The hardest was in 2010, when I was with the Ateneo team in Palawan. I had lost my brother just a few months before and was still admittedly a grieving mess. I was in no position to emotionally be there yet I committed to it, and with much difficulty. However, the patience and kindheartedness of my teammates stood out despite my constant outbursts. I believe I held the group back, but they didn’t make it seem that way. Instead, they took time to help me out. Looking back, the same kindheartedness I received while on the ground on that specific BC is a constant reminder how much more compassion I can share as an individual, that I can do more in helping comfort others beyond just an “I’m sorry,” and a reminder of how simple things, ranging from a simple greeting to taking time to touch base, can help make or break someone’s day.
But what's most touching is meeting the people that benefit from all this. A few days after attending Bayani Challenge 2011 at Bantayan Island (which ended up being in the crosshairs of Haiayan's path a couple years later), I joined Team GK USA in visiting the Hope Village at Bagong Silang, Caloocan City. Bagong Silang is home to the largest slum in the Philippines, and happens to be the location of the first ever home built by what was to eventually evolve into GK. There, we met a gentleman by the name of Raffy Saberonio who was the president of the homeowner association, and the tour guide of the Hope Village and the slum butting alongside it. On one side we saw the makeshift homes, while on the other side the bright colored GK homes; truly the epitome of night and day. He himself has been waiting 14 years for a permanent home, after being relocated by the government.
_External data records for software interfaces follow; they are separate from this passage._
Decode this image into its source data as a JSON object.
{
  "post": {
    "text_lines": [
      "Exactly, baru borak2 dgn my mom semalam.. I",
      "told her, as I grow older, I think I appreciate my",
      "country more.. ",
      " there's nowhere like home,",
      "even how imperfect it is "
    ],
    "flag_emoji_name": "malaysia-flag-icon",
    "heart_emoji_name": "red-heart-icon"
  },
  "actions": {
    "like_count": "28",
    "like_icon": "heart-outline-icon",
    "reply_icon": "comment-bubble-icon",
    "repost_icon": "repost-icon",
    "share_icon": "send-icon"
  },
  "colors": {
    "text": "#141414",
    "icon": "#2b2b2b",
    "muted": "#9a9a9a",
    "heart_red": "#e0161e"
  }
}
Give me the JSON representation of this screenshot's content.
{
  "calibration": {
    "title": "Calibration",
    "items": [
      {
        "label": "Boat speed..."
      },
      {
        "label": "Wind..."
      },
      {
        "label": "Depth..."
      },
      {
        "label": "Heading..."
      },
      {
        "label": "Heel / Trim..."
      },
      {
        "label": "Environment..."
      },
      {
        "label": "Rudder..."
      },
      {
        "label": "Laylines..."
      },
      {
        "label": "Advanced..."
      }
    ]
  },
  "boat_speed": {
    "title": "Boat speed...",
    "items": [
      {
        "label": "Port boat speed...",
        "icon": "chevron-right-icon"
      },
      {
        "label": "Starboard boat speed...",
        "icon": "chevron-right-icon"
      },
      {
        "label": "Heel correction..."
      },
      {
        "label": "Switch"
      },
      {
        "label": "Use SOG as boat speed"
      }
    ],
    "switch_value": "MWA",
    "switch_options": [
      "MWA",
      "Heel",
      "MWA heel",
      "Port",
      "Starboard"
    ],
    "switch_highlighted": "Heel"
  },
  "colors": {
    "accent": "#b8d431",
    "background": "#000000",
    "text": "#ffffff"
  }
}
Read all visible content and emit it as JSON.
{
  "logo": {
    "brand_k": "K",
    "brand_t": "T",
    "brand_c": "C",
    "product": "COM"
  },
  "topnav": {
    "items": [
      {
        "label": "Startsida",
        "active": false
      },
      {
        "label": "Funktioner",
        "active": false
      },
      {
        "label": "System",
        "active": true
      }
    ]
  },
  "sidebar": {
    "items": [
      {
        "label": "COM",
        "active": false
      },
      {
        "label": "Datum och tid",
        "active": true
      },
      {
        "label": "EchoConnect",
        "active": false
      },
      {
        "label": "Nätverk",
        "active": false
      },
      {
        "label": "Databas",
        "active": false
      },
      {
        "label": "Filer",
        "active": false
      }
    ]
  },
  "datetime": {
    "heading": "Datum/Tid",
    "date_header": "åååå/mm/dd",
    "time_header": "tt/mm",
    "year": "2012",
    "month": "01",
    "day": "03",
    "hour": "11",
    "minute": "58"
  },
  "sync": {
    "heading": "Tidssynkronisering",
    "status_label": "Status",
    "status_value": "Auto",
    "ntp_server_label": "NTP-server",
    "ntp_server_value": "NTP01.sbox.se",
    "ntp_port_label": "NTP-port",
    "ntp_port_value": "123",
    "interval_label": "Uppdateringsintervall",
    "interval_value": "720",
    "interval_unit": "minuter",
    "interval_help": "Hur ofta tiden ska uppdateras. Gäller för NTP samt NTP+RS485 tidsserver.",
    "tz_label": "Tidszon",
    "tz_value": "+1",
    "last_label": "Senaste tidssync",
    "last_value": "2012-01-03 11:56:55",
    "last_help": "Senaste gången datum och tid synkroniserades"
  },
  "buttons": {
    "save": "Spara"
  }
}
I can't forget the tears he shared, but how thankful he was to have us visit a place that progress seemed to forget--until GK came in. As what teammate Frederick Aguinaldo commented after the visit:
"It is one thing to hear the background of Bagong Silang, it is a totally different experience when actually visiting ground zero."
And as I see GK utilize their resources once again in disaster response via Operation Walang Iwanan (no one left behind), I'm reminded of the legacy they've made in the past decade and the people that made it possible. The tens of thousands of volunteers worldwide, the generous donors, the celebrities that put their reputation behind this cause, all united under one goal: bringing millions out of poverty. Unfortunately there will always be challenges to reaching that milestone, with the most recent reminder being Typhoon Haiyan. Yet GK's efforts seem to be the embodiment of the Japanese adage "fall down seven times, stand up eight." We see it through the actions of their immediate response via Operation Walang Iwanan, and long term by the planning going on towards providing housing for those displaced.
Indeed my experience with watching GK grow this past decade has been exciting and has me looking forward to what's to come in the next ten years with hopefully more fellow Fil-Ams joining us in events such as the Bayani Challenge, Bayani Tour, and many other programs!
If you want to become more involved in GK's efforts, check out the GK USA website for more info!
Photo credit: Gawad Kalinga